Why interest rates will stay near record lows for a decade
Home loan customers enjoying record low interest rates can afford to sit back, relax and enjoy the party.
The economic turmoil that's engulfed the planet during this coronavirus pandemic looks likely to keep rates low for a long, long time.
I'm betting it could last a decade or more.
That's because the Reserve Bank of Australia and other central banks around the world are hellbent on stimulating their struggling economies with ultra-low official interest rates.
It's also because the way they use interest rates is changing, and because borrowers have become so used to low rates that any slight rise will send consumers back into their shells and economies back into reverse.
There's a growing expectation that the RBA will announce another interest rate cut on Melbourne Cup Day, Tuesday November 3.
It won't be a big one, because the RBA's official cash rate - which drives variable mortgage interest rates - already sits at just 0.25 per cent. Economists have predicted it will go to 0.1 per cent.
The RBA's cash rate started its life as a tool to keep inflation between a 2-3 per cent target band, a level it says is just right for economic growth, but has recently evolved to combat high unemployment and support jobs growth.
The inflation-shifting impact of RBA interest rate cuts has also weakened, with annual CPI running below 2 per cent for most of the past six years despite multiple rate cuts.

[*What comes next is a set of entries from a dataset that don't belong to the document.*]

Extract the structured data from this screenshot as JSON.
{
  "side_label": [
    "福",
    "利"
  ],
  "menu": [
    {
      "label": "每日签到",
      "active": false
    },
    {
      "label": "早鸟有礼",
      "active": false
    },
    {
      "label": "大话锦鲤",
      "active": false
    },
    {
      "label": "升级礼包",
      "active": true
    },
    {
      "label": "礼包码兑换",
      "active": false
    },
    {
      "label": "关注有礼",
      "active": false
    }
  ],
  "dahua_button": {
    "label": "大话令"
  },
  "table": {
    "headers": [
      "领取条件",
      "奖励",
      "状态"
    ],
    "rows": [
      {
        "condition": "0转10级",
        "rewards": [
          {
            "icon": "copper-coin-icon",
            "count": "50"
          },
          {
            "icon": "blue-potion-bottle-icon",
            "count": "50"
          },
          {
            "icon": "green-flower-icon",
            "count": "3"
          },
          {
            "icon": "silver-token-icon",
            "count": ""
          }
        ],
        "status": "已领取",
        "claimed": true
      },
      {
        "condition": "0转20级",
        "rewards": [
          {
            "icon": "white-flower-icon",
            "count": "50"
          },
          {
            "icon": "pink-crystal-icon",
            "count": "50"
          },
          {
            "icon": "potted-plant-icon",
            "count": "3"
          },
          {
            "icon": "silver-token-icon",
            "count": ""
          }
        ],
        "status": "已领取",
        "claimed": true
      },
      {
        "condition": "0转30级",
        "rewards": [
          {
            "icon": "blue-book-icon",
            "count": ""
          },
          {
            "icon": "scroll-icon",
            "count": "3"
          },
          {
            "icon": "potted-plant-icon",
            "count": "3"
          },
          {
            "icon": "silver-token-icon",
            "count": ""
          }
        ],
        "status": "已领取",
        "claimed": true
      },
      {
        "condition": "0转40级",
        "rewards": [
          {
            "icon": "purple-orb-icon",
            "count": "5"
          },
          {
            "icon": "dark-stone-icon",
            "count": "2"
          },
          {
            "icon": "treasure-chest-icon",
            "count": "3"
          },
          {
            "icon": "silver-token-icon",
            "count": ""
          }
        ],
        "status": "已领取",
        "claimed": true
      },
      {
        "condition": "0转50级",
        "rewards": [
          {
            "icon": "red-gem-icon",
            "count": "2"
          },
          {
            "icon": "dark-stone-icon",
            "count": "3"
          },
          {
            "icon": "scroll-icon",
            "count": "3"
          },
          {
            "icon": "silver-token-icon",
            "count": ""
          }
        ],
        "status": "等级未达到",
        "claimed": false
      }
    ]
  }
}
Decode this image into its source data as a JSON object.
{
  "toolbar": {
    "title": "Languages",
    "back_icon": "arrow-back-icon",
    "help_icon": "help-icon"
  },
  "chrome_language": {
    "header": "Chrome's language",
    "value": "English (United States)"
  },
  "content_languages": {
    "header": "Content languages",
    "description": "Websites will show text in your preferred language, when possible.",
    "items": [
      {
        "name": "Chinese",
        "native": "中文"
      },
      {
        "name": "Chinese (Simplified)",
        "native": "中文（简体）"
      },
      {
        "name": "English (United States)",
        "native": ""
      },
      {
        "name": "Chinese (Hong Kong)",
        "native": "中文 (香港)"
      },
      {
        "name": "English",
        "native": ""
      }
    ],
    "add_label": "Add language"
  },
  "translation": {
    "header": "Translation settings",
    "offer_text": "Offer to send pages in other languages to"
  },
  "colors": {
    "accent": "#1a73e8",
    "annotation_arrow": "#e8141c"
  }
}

Inflation is currently at -0.3 per cent thanks to COVID.
RBA governor Philip Lowe has flagged continuing low (Lowe?) rates, and so have central bank boffins in the US and elsewhere.
Official interest rates are actually in negative territory in several European countries - where depositors pay banks to hold their money for them. Freaky.
A bigger worry among central banks is deflation, when asset values fall over time.
This should worry homeowners too, because it means the value of their house would drop and potentially push them into negative equity.
Multiply this effect across other assets such as investment properties, shares and businesses, and we have a very unpleasant situation.
Consumers won't buy anything if they reckon prices will be cheaper six months down the track, which can potentially destroy economies - COVID Mark Two.
The big question that seems unanswered in all the talk about interest rates is what will happen when rates start rising again.
Consumers tend to borrow the maximum they're allowed, which means even a slight increase in future costs causes pain.
For example, monthly repayments on a $400,000 mortgage at 3 per cent are about $1900. If rates rise to 5 per cent that interest bill jumps to $2350.
If they go back to 7 per cent - where they were just a decade ago - the monthly cost would be above $2800.
Where is a household struggling to juggle bills going to find a spare $900 each month?
Record-low interest rates are going to last longer than you think.
Originally published as Why interest rates will stay near record lows for a decade